By the numbers: Twitter also beat revenue expectations, reporting $732 million compared to $686.1 million estimated. Monthly active users were 330 million, slightly below the projected 332.5 million, and Twitter attributed this to its crackdown on fake accounts.

Go deeper

Updated 30 mins ago - Politics & Policy

Coronavirus dashboard

Illustration: Sarah Grillo/Axios

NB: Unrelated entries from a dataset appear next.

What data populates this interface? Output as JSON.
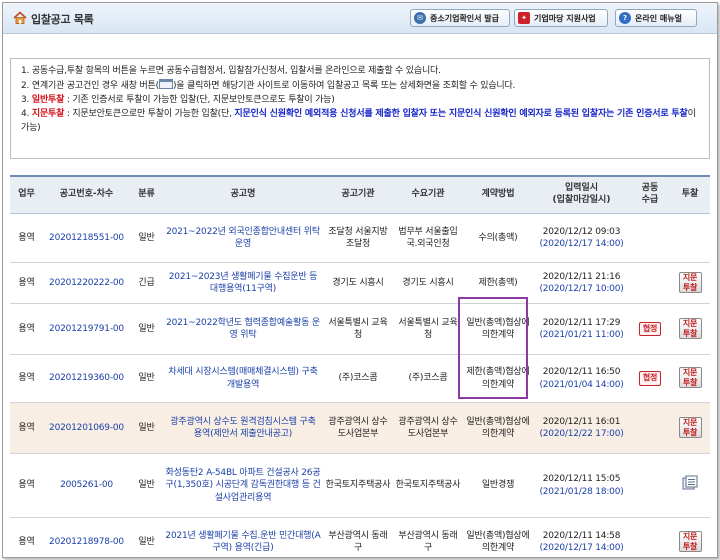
{
  "header": {
    "title": "입찰공고 목록",
    "buttons": [
      {
        "label": "중소기업확인서 발급",
        "icon": "certificate-icon",
        "color": "#3a6fb0"
      },
      {
        "label": "기업마당 지원사업",
        "icon": "business-support-icon",
        "color": "#d0202a"
      },
      {
        "label": "온라인 매뉴얼",
        "icon": "help-icon",
        "color": "#2f6fc4"
      }
    ]
  },
  "notice": {
    "line1": "1. 공동수급,투찰 항목의 버튼을 누르면 공동수급협정서, 입찰참가신청서, 입찰서를 온라인으로 제출할 수 있습니다.",
    "line2_a": "2. 연계기관 공고건인 경우 새창 버튼(",
    "line2_b": ")을 클릭하면 해당기관 사이트로 이동하여 입찰공고 목록 또는 상세화면을 조회할 수 있습니다.",
    "line3_num": "3.",
    "line3_red": "일반투찰",
    "line3_rest": " : 기존 인증서로 투찰이 가능한 입찰(단, 지문보안토큰으로도 투찰이 가능)",
    "line4_num": "4.",
    "line4_red": "지문투찰",
    "line4_rest": " : 지문보안토큰으로만 투찰이 가능한 입찰(단, ",
    "line4_blue": "지문인식 신원확인 예외적용 신청서를 제출한 입찰자 또는 지문인식 신원확인 예외자로 등록된 입찰자는 기존 인증서로 투찰",
    "line4_end": "이 가능)"
  },
  "table": {
    "headers": [
      "업무",
      "공고번호-차수",
      "분류",
      "공고명",
      "공고기관",
      "수요기관",
      "계약방법",
      "입력일시",
      "(입찰마감일시)",
      "공동",
      "수급",
      "투찰"
    ],
    "rows": [
      {
        "biz": "용역",
        "no": "20201218551-00",
        "type": "일반",
        "name": "2021~2022년 외국인종합안내센터 위탁운영",
        "org": "조달청 서울지방조달청",
        "demand": "법무부 서울출입국.외국인청",
        "method": "수의(총액)",
        "date1": "2020/12/12 09:03",
        "date2": "(2020/12/17 14:00)",
        "joint": "",
        "bid": "",
        "bidicon": ""
      },
      {
        "biz": "용역",
        "no": "20201220222-00",
        "type": "긴급",
        "name": "2021~2023년 생활폐기물 수집운반 등 대행용역(11구역)",
        "org": "경기도 시흥시",
        "demand": "경기도 시흥시",
        "method": "제한(총액)",
        "date1": "2020/12/11 21:16",
        "date2": "(2020/12/17 10:00)",
        "joint": "",
        "bid": "지문\n투찰",
        "bidicon": ""
      },
      {
        "biz": "용역",
        "no": "20201219791-00",
        "type": "일반",
        "name": "2021~2022학년도 협력종합예술활동 운영 위탁",
        "org": "서울특별시 교육청",
        "demand": "서울특별시 교육청",
        "method": "일반(총액)협상에의한계약",
        "date1": "2020/12/11 17:29",
        "date2": "(2021/01/21 11:00)",
        "joint": "협정",
        "bid": "지문\n투찰",
        "bidicon": ""
      },
      {
        "biz": "용역",
        "no": "20201219360-00",
        "type": "일반",
        "name": "차세대 시장시스템(매매체결시스템) 구축 개발용역",
        "org": "(주)코스콤",
        "demand": "(주)코스콤",
        "method": "제한(총액)협상에의한계약",
        "date1": "2020/12/11 16:50",
        "date2": "(2021/01/04 14:00)",
        "joint": "협정",
        "bid": "지문\n투찰",
        "bidicon": ""
      },
      {
        "biz": "용역",
        "no": "20201201069-00",
        "type": "일반",
        "name": "광주광역시 상수도 원격검침시스템 구축 용역(제안서 제출안내공고)",
        "org": "광주광역시 상수도사업본부",
        "demand": "광주광역시 상수도사업본부",
        "method": "일반(총액)협상에의한계약",
        "date1": "2020/12/11 16:01",
        "date2": "(2020/12/22 17:00)",
        "joint": "",
        "bid": "지문\n투찰",
        "bidicon": ""
      },
      {
        "biz": "용역",
        "no": "2005261-00",
        "type": "일반",
        "name": "화성동탄2 A-54BL 아파트 건설공사 26공구(1,350호) 시공단계 감독권한대행 등 건설사업관리용역",
        "org": "한국토지주택공사",
        "demand": "한국토지주택공사",
        "method": "일반경쟁",
        "date1": "2020/12/11 15:05",
        "date2": "(2021/01/28 18:00)",
        "joint": "",
        "bid": "",
        "bidicon": "new-window-icon"
      },
      {
        "biz": "용역",
        "no": "20201218978-00",
        "type": "일반",
        "name": "2021년 생활폐기물 수집.운반 민간대행(A구역) 용역(긴급)",
        "org": "부산광역시 동래구",
        "demand": "부산광역시 동래구",
        "method": "일반(총액)협상에의한계약",
        "date1": "2020/12/11 14:58",
        "date2": "(2020/12/17 14:00)",
        "joint": "",
        "bid": "지문\n투찰",
        "bidicon": ""
      }
    ]
  }
}
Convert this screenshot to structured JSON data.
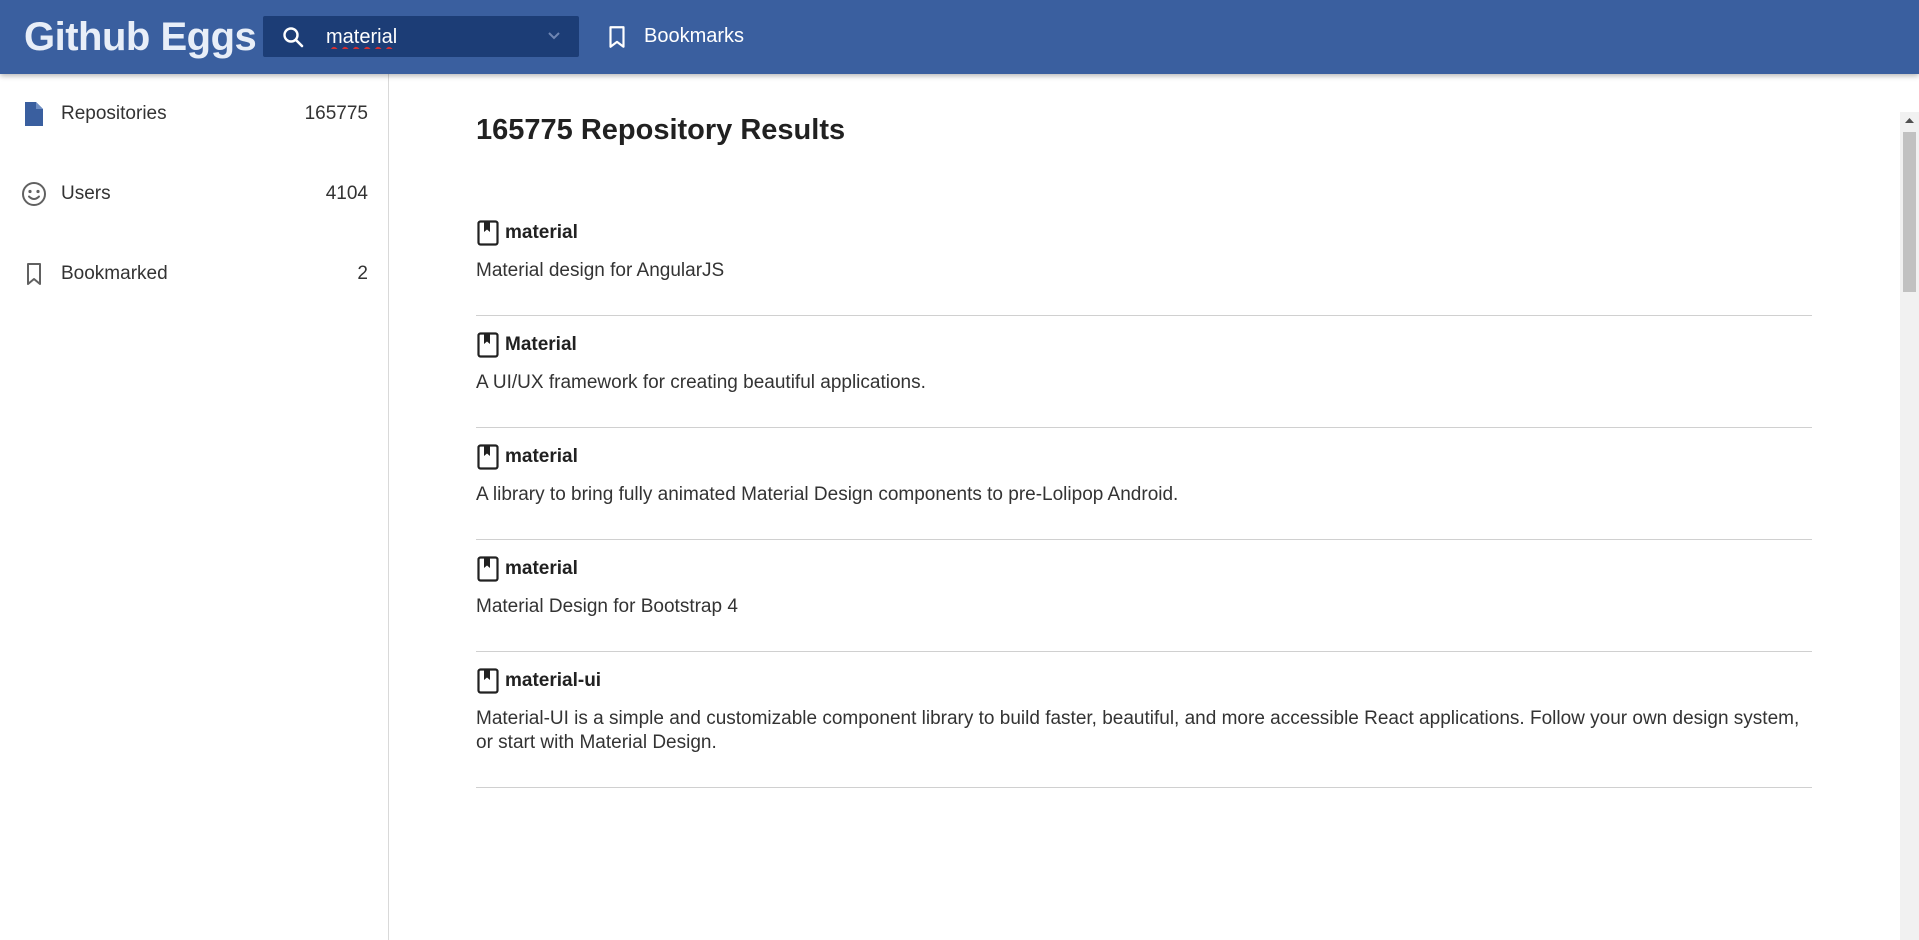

  1. Global: Total confirmed cases as of 7 a.m. ET: 30,804,120 — Total deaths: 957,348— Total recoveries: 21,062,785Map.
  2. U.S.: Total confirmed cases as of 7 a.m. ET: 6,766,631 — Total deaths: 199,268 — Total recoveries: 2,577,446 — Total tests: 94,211,463Map.
  3. Education: What we overlooked in the switch to remote learning
  4. Politics: In reversal, CDC again recommends coronavirus testing for asymptomatic people.
  5. Health: The dwindling chances of eliminating COVID-19.
  6. World: Guatemalan president tests positive for COVID-19 — The countries painting their pandemic recoveries green.

What we overlooked in the switch to remote learning

Illustration: Eniola Odetunde/Axios

America’s rapid and urgent transition to online school has come with a host of unforeseen consequences that are only getting worse as it continues into the fall.

The big picture: The issues range from data privacy to plagiarism, and schools are ill-equipped to deal with them, experts say.

The positions of key GOP senators on replacing Ruth Bader Ginsburg

Senate Majority Leader Mitch McConnell talks to reporters on Capitol Hill last Thursday. Photo: Chip Somodevilla/Getty Images

With President Trump planning to nominate his third Supreme Court justice nominee by next week, key Republican senators are indicating their stance on replacing the late Justice Ruth Bader Ginsburg just over six weeks out from Election Day.

The big picture: Senate Majority Leader Mitch McConnell (Ky.) has vowed that "Trump’s nominee will receive a vote on the floor of the United States Senate." But Sen. Lisa Murkowski (Alaska) told Alaska Public Media, "I would not vote to confirm a Supreme Court nominee. We are 50 some days away from an election."